"I fell in love with the school and the players who have played there," he said. "USC has that culture and tradition that most schools don't have."
At this point, Wesolak is very much set on leaving home for the next level, and his top schools and future visit destinations reflects that. Alabama, Arizona State, Auburn, Clemson, Florida, Georgia, LSU, Miami, North Carolina, Notre Dame, Oklahoma, Oregon, Texas, Texas A&M and USC made up his top 15 schools back in April. Wesolak said that a top-eight schools list could be coming soon, but it's not difficult to see which schools he's most seriously considering.
Wesolak has an extremely busy June coming up. He'll be on the Missouri campus to open the month, then will fly to Georgia the following week and drive to Clemson for the Tigers' Elite Retreat. He'll then visit North Carolina before flying back home, then out to Miami for an official visit with the Hurricanes on June 18. He'll close the month with an official visit to USC on June 25. Alabama and Florida are two more schools Wesolak is hoping to visit at some point.
He's set a commitment date of September 14, but admitted that he's anticipating a possibility that he'll be driven to commit during one of these visits.
"I'm looking forward to finding a home and making that commitment," Wesolak said. "But I don't want to rush it."
Wesolak has a notable approach to the upcoming visits. While it seems as though so many prospects taking so many trips to so many different schools could result in some information overload and chaos when it comes to keeping things organized, Wesolak said it'll be the exact opposite for him.

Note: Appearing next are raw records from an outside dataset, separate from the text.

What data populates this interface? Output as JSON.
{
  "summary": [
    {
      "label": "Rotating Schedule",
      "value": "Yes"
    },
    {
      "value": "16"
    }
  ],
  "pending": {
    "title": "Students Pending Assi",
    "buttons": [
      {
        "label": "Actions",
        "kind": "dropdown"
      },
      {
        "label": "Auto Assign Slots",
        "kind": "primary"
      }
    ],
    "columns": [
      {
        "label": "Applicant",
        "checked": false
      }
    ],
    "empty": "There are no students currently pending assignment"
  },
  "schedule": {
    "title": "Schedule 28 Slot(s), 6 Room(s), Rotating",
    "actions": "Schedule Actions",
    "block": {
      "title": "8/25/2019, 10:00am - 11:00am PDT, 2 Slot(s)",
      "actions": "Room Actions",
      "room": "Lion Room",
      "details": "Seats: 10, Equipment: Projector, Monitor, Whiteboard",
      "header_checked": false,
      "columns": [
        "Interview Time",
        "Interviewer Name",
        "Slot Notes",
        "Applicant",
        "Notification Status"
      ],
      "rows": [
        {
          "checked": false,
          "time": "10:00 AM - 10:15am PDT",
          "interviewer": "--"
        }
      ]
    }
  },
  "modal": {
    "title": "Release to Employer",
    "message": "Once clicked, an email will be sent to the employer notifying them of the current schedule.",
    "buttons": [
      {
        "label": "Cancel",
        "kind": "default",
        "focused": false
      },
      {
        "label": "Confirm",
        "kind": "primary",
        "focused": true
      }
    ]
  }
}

"As players, this whole covid thing has been nothing but Zoom and information," Wesolak said. "We spend hours and days on Zoom hearing the education process, nutritionists, position groups...I've spent so many days on Zoom listening to them and getting information. It'll be more like seeing it and seeing the culture. I want to see it and say, 'Yeah, that's the truth what they're saying.' I feel like it's going to be more seeing is believing."
With so many big-time schools still in the mix, USC is far from a sure thing in terms of getting a commitment from Wesolak. But the Trojans have plenty of things going for them, including that upcoming official visit, a strong recruiting relationship and a defense and defensive personnel that intrigues him.
While his strength is as a pass rusher right now, Wesolak said he's looking forward to improving his ability as a defender in space so that he's able to play that 3/4 defensive end/outside linebacker hybrid role that is very popular in college and the NFL.
"I feel like I'm a high caliber player and my pass rush is the one thing that separates me right now," Wesolak said. "But having the ability to be athletic and give people confidence that I can cover downfield, because I'm very long and athletic. I feel like my ceiling is very high as a player.
"Obviously coming in with that hybrid position, you have to cover the flats and running backs," Wesolak said. "I really don't have to cover in high school. I can be that dominant rusher or just outside contain. But that's something I'm looking forward to working on this summer. I can be a better leader in the passing game without having to be a rusher...I see guys like T.J. Watt who come in as a pass rusher, but he's a playmaker. I want to be labeled as a playmaker...I know I'm a pass rusher, but I have the skill set to do more."
That hybrid position is one where USC utilizes Drake Jackson right now, and that spot could be wide open for Wesolak if this is indeed Jackson's final season with the Trojans. Not only could there be playing time available, but Wesolak could be lining up opposite or alongside Korey Foreman.
Wesolak said the presence of Foreman at USC "absolutely" resonates with him and prospects in the 2022 recruiting class.
"With me and him there, I feel like we would be an unstoppable defense," Wesolak said of he and Foreman, the nation's No. 1 overall 2021 prospect.